Bevan Todd from St Abbs helps with the SAS beach clean at Coldingham Bay collecting a bucket full of litter which had been either left of had washed up
Bevan Todd from St Abbs helps with the SAS beach clean at Coldingham Bay collecting a bucket full of litter which had been either left of had washed up

The Marine Conservation Society (MCS) says its latest beach litter figures reveal an overall drop in rubbish on Scotland’s beaches, but there’s more bathroom waste on the country’s shores than anywhere else in the UK.

Over 660 volunteer beach cleaners, taking part in the Great British Beach Clean event in September last year, found 1,803 items of litter per kilometre of Scottish beaches cleaned and surveyed, an 8% drop on 2013 levels.

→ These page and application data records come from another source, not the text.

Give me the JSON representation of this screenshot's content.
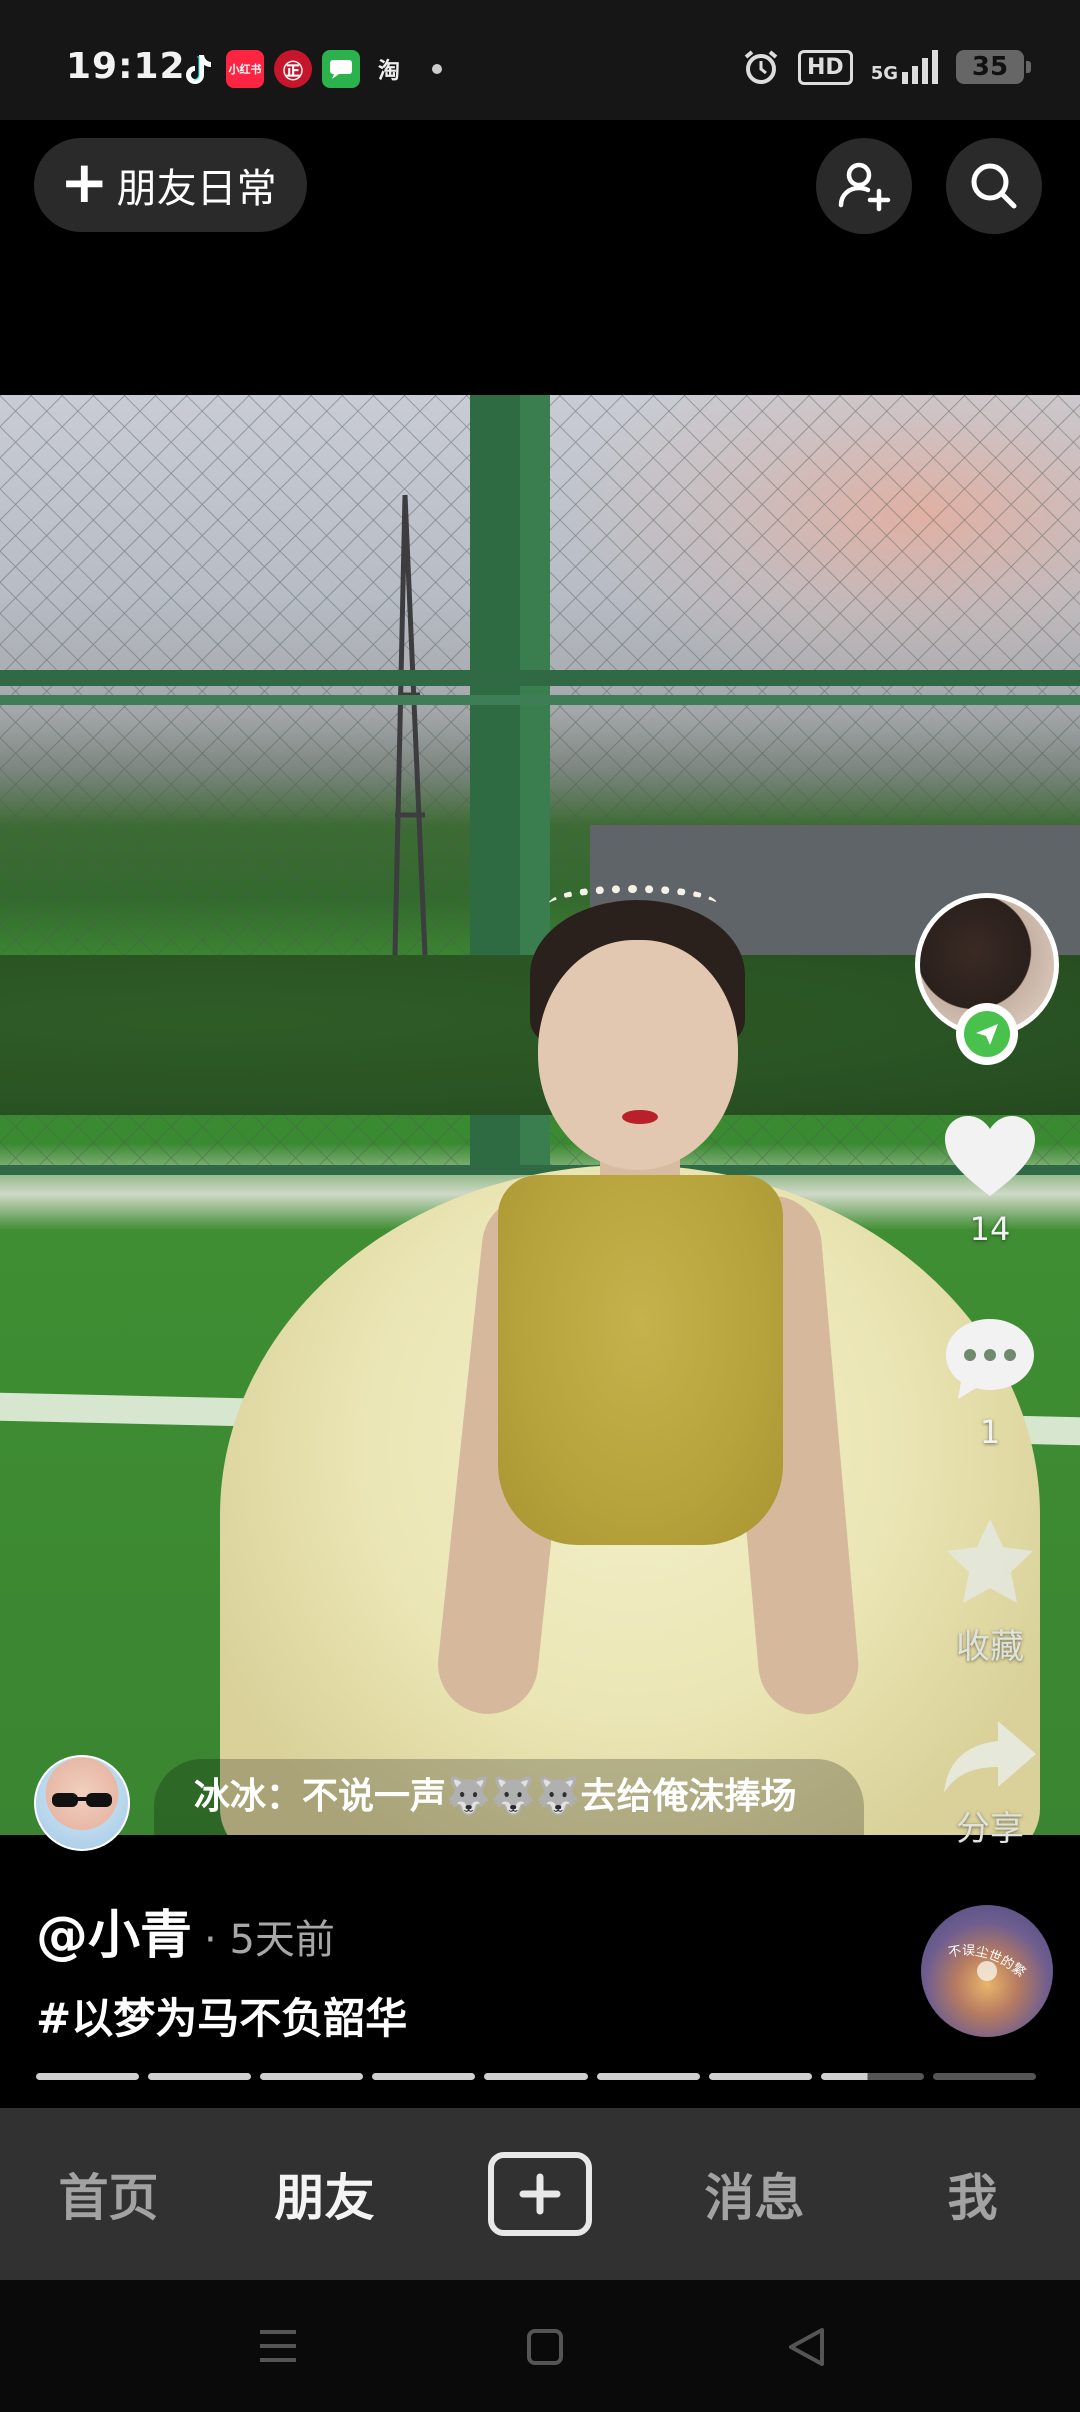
{
  "status_bar": {
    "time": "19:12",
    "notification_icons": [
      "tiktok-icon",
      "xiaohongshu-icon",
      "bank-icon",
      "message-icon",
      "taobao-icon",
      "more-dot"
    ],
    "notif_labels": {
      "xiaohongshu": "小红书",
      "bank": "㊣",
      "taobao": "淘"
    },
    "hd": "HD",
    "network": "5G",
    "battery": "35"
  },
  "top_bar": {
    "daily_button_label": "朋友日常",
    "add_friend_icon": "add-person-icon",
    "search_icon": "search-icon"
  },
  "right_rail": {
    "likes": "14",
    "comments": "1",
    "favorite_label": "收藏",
    "share_label": "分享"
  },
  "comment_preview": {
    "text_before_emoji": "冰冰：不说一声",
    "emojis": "🐺🐺🐺",
    "text_after_emoji": "去给俺沫捧场"
  },
  "caption": {
    "author": "@小青",
    "time_ago": "· 5天前",
    "hashtag": "#以梦为马不负韶华"
  },
  "music_disc_text": "不误尘世的繁华上方",
  "progress": {
    "total_segments": 9,
    "completed": 7,
    "current_fraction": 0.45
  },
  "bottom_nav": {
    "home": "首页",
    "friends": "朋友",
    "create_icon": "plus-box-icon",
    "messages": "消息",
    "me": "我",
    "active": "friends"
  },
  "colors": {
    "background": "#000000",
    "nav_background": "#313131",
    "follow_badge": "#49c24d",
    "muted_text": "#a7a7a7"
  }
}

However, Scotland had the highest proportion of sewage related debris (SRD) on its beaches – that’s the stuff we put down the toilet but shouldn’t, like cotton buds, condoms, nappies and wet wipes. 14% of litter found on Scottish beaches was SRD, significantly higher than Wales in second place, where only 5.5% was from bathroom waste.

Of that 14%, 34% were wet wipes, more than treble the amount in 2013 and the highest increase of these little squares anywhere in the UK.

Scottish beaches are the resting place for rising amounts of SRD - in 2013, 7.4% of litter on Scottish beaches was sewage related, which was 4.3% higher than UK average.

Scottish Water run an ongoing campaign telling people never to flush wipes, nappies, liners and tampons, cotton buds/balls, contact lenses, plasters and condoms down the loo. Like many water companies up and down the UK, money and man hours are spent unblocking pipes.

MCS Scotland programme manager, Calum Duncan, says the problem is that wipes, often described as flushable, are being put down the loo instead of thrown in the bin.

When flushed they don’t disintegrate like toilet paper.

As always, some pretty strange stuff turned up on our beaches. In 2014 volunteers found a colostomy bag, a plastic hand, part of WW2 sea defences (now in the local museum), a piping gun nozzle, a bra strap and on one beach, nine pairs of shoes in various sizes.